Barely a week after Point Reyes National Seashore officials released a draft environmental analysis assessing whether an oyster company was harming the seashore's waters, allegations have been raised that the company has been dumping debris in the waters.
Also coming to the surface are photos purportedly showing that on at least 20 days during the harbor seal pupping seasons during April and May of 2008 and 2009 Drakes Bay Oyster Co. boats were in Drakes Estero waters that were supposed to be off-limits to boating at the time.
The charges are contained in a letter the California Coastal Commission sent the oyster company's owner, Kenny Lunny, on Sept. 29 asking to meet with him over the latest developments.
"Marine debris, especially plastics, and the use of motorized vessels near sensitive harbor seal areas pose serious threats to marine habitats and wildlife, and we are concerned about these issues in Drakes Estero," reads the letter (attached below), which was signed by Jo Ginsberg, the commission's enforcement analyst. "I am therefore writing to you to share these concerns and to request that we set up a meeting soon to discuss them and develop some possible solutions."
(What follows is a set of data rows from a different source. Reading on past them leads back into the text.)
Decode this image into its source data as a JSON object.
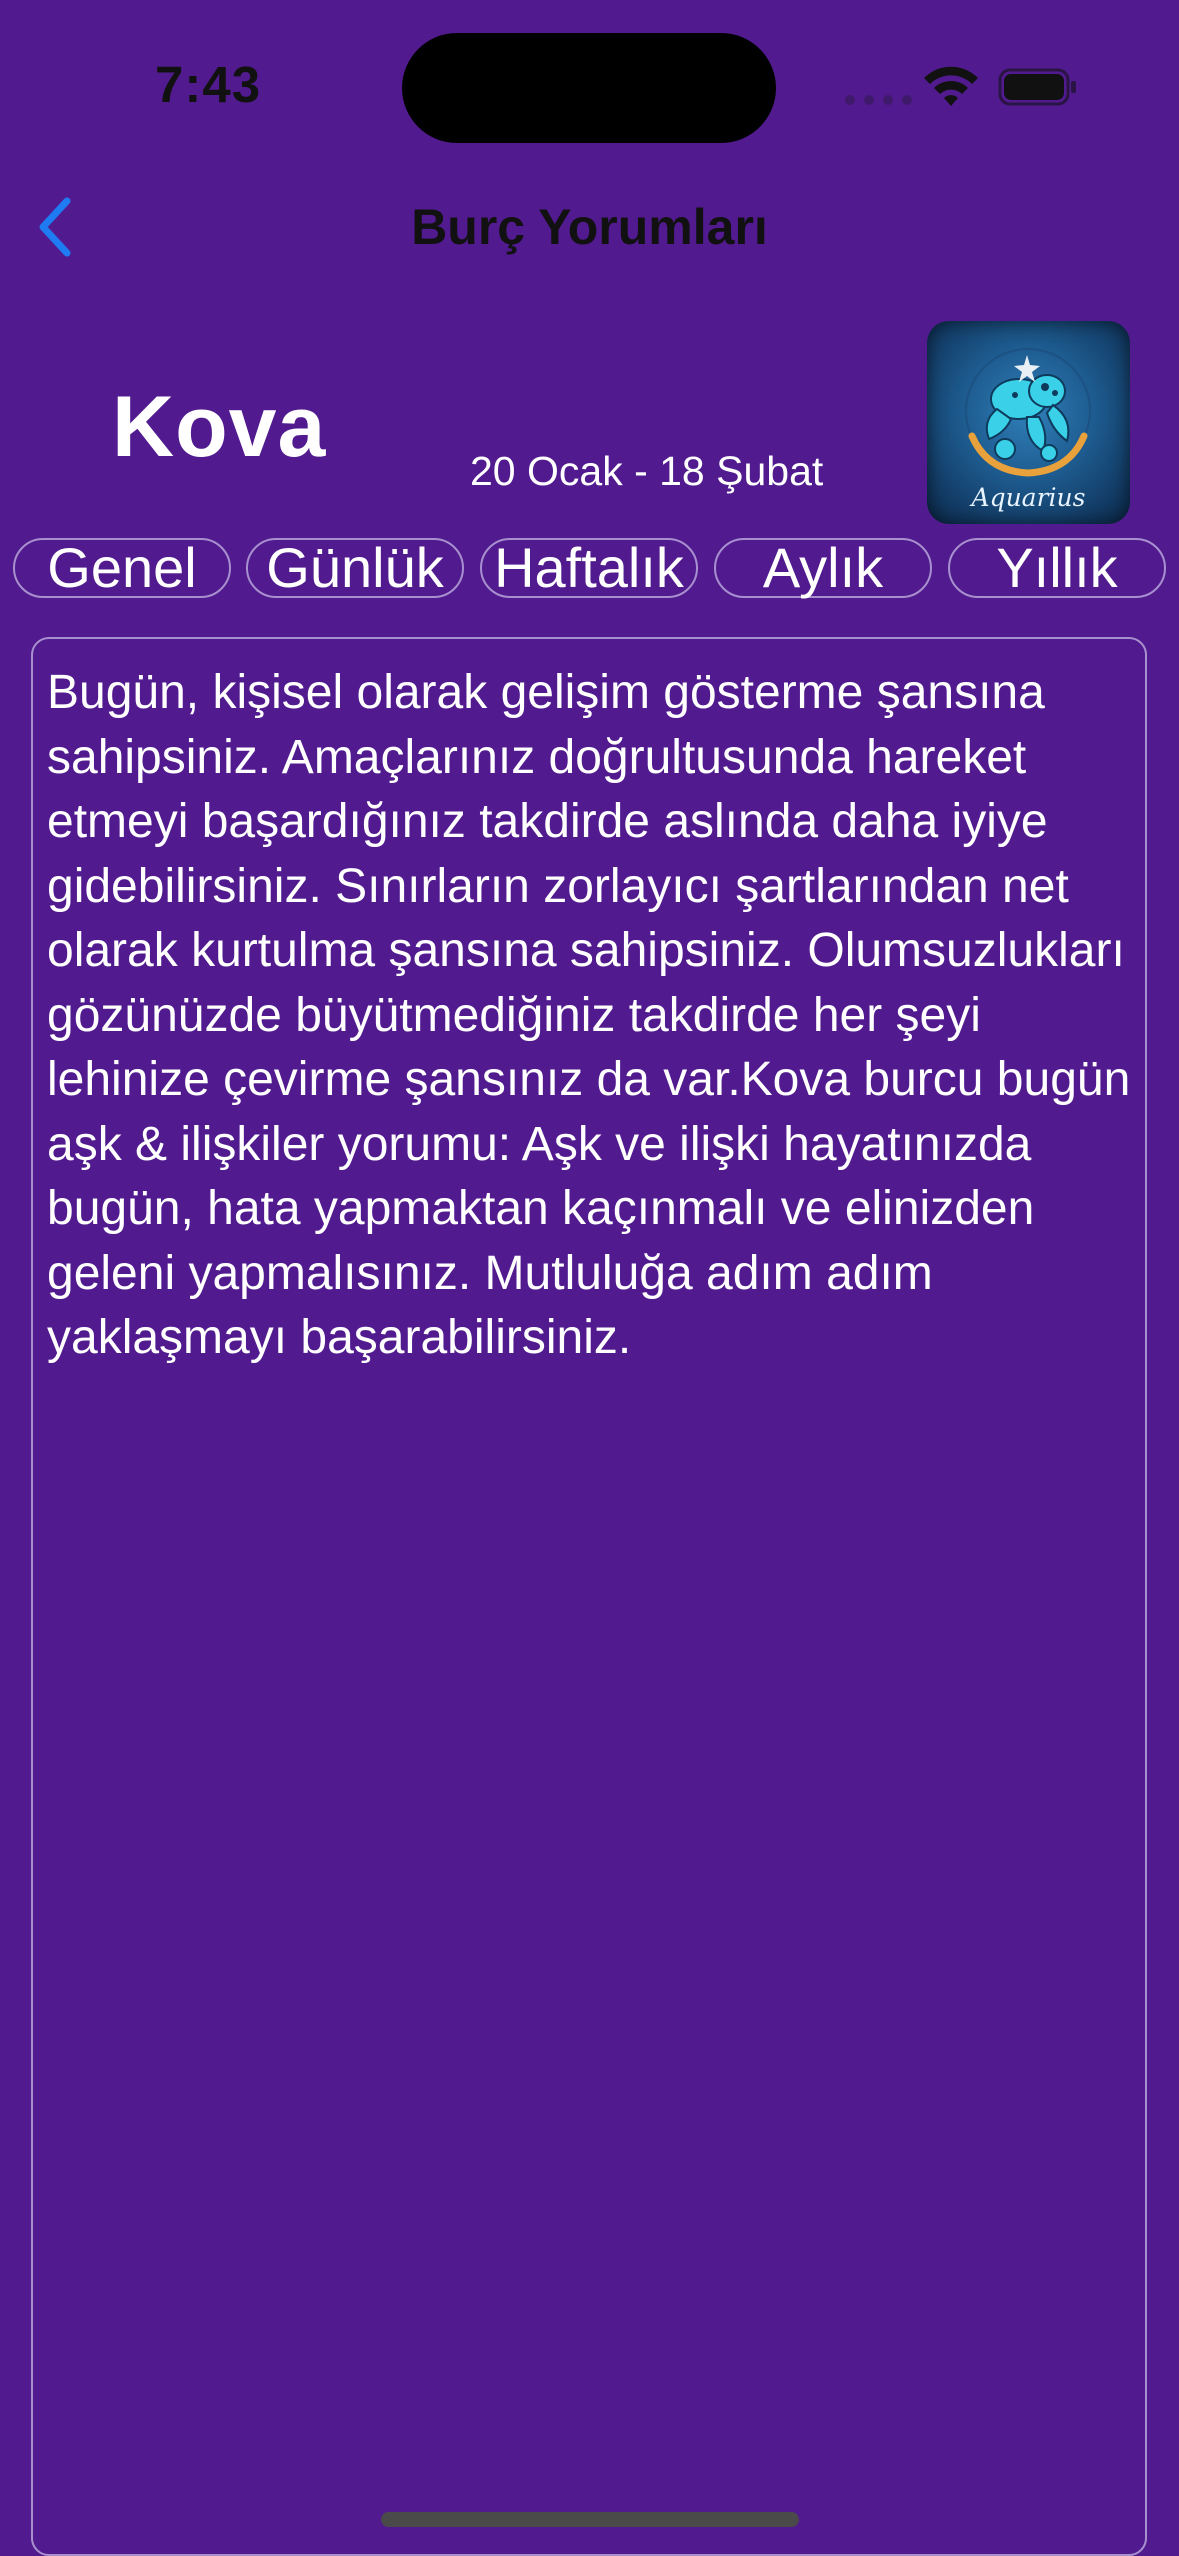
{
  "status_bar": {
    "time": "7:43"
  },
  "nav": {
    "title": "Burç Yorumları",
    "back_icon": "chevron-left-icon"
  },
  "header": {
    "sign_name": "Kova",
    "date_range": "20 Ocak - 18 Şubat",
    "image_caption": "Aquarius"
  },
  "tabs": [
    {
      "label": "Genel"
    },
    {
      "label": "Günlük"
    },
    {
      "label": "Haftalık"
    },
    {
      "label": "Aylık"
    },
    {
      "label": "Yıllık"
    }
  ],
  "content": {
    "text": "Bugün, kişisel olarak gelişim gösterme şansına sahipsiniz. Amaçlarınız doğrultusunda hareket etmeyi başardığınız takdirde aslında daha iyiye gidebilirsiniz. Sınırların zorlayıcı şartlarından net olarak kurtulma şansına sahipsiniz. Olumsuzlukları gözünüzde büyütmediğiniz takdirde her şeyi lehinize çevirme şansınız da var.Kova burcu bugün aşk & ilişkiler yorumu: Aşk ve ilişki hayatınızda bugün, hata yapmaktan kaçınmalı ve elinizden geleni yapmalısınız. Mutluluğa adım adım yaklaşmayı başarabilirsiniz."
  },
  "colors": {
    "background": "#511B8F",
    "accent_blue": "#1E7BF2",
    "border": "#A890CF",
    "text": "#FFFFFF"
  }
}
Drakes Estero long has been viewed for designation as official wilderness -- the 1976 legislation that set aside 25,370 acres of the seashore as wilderness cited another 8,003 acres that would be "essentially managed as wilderness, to the extent possible, with efforts to steadily continue to remove all obstacles to the eventual conversion of these lands and waters to wilderness status" -- and the oyster operation is seen as being incompatible with such a designation.
While the existing 40-year lease for the operation was scheduled to sunset on Nov. 30, 2012, congressional legislation passed in 2009 gave Interior Secretary Ken Salazar the authority to extend it beyond that date. In the wake of that legislation, the Park Service moved to conduct an environmental impact statement to judge whether the operation was adversely impacting the estero.
The debris collected within the seashore the past three weeks includes more than 700 "pieces of plastic debris that appear to have originated from DBOC, including black spacer tubes, small-mesh, grow-out bags, and polystyrene flotation blocks," the commission's letter said.
This marks at least the second time the commission has contacted Mr. Lunny about his operations stretching beyond their approved cultivation area and into sensitive harbor seal waters. Back in December 2009 the commission sent him a "cease and desist" letter (attached below), charging that his operation was cultivating clams outside of its designated area, and that its "boats, personnel, structures, and materials for the cultivation of Manila clams were brought into a habor seal protection area that was established specifically to protect the sensitive resources within it..."